EXERCISE
Any picture among the records should be left out, please; retype the rest exactly.

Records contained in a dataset
───

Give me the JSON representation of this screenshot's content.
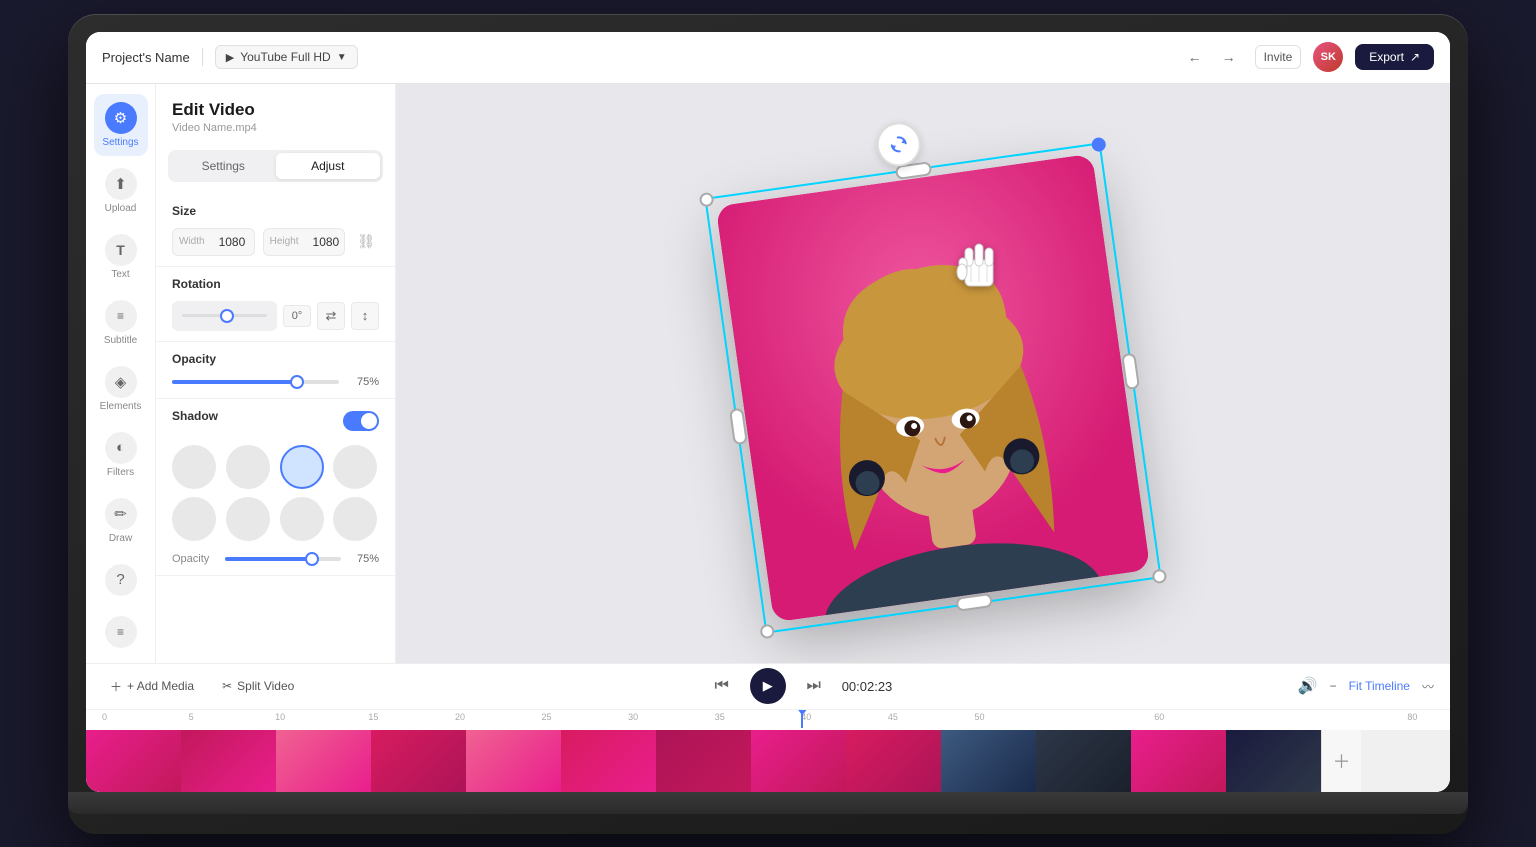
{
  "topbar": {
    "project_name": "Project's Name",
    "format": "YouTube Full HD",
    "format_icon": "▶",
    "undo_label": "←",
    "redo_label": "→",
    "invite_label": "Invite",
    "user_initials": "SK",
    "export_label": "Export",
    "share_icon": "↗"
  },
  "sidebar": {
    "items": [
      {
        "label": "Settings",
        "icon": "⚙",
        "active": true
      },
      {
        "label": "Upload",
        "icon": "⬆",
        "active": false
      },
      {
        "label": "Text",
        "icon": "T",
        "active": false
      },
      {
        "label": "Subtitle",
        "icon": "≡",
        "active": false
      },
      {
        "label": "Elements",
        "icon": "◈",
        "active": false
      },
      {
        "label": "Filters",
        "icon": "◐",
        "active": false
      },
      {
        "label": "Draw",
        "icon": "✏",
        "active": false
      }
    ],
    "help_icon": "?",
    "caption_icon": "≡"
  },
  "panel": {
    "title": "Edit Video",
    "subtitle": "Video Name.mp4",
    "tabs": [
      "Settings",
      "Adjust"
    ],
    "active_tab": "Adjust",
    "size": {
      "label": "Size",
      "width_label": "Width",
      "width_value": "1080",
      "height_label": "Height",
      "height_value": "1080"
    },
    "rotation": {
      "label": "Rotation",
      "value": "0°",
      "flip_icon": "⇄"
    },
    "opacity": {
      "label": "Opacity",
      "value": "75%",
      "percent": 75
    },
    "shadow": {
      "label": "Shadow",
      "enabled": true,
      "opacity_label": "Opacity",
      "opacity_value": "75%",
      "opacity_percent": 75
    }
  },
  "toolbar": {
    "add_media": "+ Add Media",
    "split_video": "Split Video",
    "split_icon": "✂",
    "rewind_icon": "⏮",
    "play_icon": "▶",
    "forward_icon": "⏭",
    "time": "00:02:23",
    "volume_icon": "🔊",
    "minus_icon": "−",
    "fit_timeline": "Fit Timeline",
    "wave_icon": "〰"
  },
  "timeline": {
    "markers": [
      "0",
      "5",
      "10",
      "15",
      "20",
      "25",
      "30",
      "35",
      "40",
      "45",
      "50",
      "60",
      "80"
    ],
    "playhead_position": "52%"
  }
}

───

ANSWER
Give me the JSON representation of this screenshot's content.
{
  "topbar": {
    "project_name": "Project's Name",
    "format": "YouTube Full HD",
    "format_icon": "▶",
    "undo_label": "←",
    "redo_label": "→",
    "invite_label": "Invite",
    "user_initials": "SK",
    "export_label": "Export",
    "share_icon": "↗"
  },
  "sidebar": {
    "items": [
      {
        "label": "Settings",
        "icon": "⚙",
        "active": true
      },
      {
        "label": "Upload",
        "icon": "⬆",
        "active": false
      },
      {
        "label": "Text",
        "icon": "T",
        "active": false
      },
      {
        "label": "Subtitle",
        "icon": "≡",
        "active": false
      },
      {
        "label": "Elements",
        "icon": "◈",
        "active": false
      },
      {
        "label": "Filters",
        "icon": "◐",
        "active": false
      },
      {
        "label": "Draw",
        "icon": "✏",
        "active": false
      }
    ],
    "help_icon": "?",
    "caption_icon": "≡"
  },
  "panel": {
    "title": "Edit Video",
    "subtitle": "Video Name.mp4",
    "tabs": [
      "Settings",
      "Adjust"
    ],
    "active_tab": "Adjust",
    "size": {
      "label": "Size",
      "width_label": "Width",
      "width_value": "1080",
      "height_label": "Height",
      "height_value": "1080"
    },
    "rotation": {
      "label": "Rotation",
      "value": "0°",
      "flip_icon": "⇄"
    },
    "opacity": {
      "label": "Opacity",
      "value": "75%",
      "percent": 75
    },
    "shadow": {
      "label": "Shadow",
      "enabled": true,
      "opacity_label": "Opacity",
      "opacity_value": "75%",
      "opacity_percent": 75
    }
  },
  "toolbar": {
    "add_media": "+ Add Media",
    "split_video": "Split Video",
    "split_icon": "✂",
    "rewind_icon": "⏮",
    "play_icon": "▶",
    "forward_icon": "⏭",
    "time": "00:02:23",
    "volume_icon": "🔊",
    "minus_icon": "−",
    "fit_timeline": "Fit Timeline",
    "wave_icon": "〰"
  },
  "timeline": {
    "markers": [
      "0",
      "5",
      "10",
      "15",
      "20",
      "25",
      "30",
      "35",
      "40",
      "45",
      "50",
      "60",
      "80"
    ],
    "playhead_position": "52%"
  }
}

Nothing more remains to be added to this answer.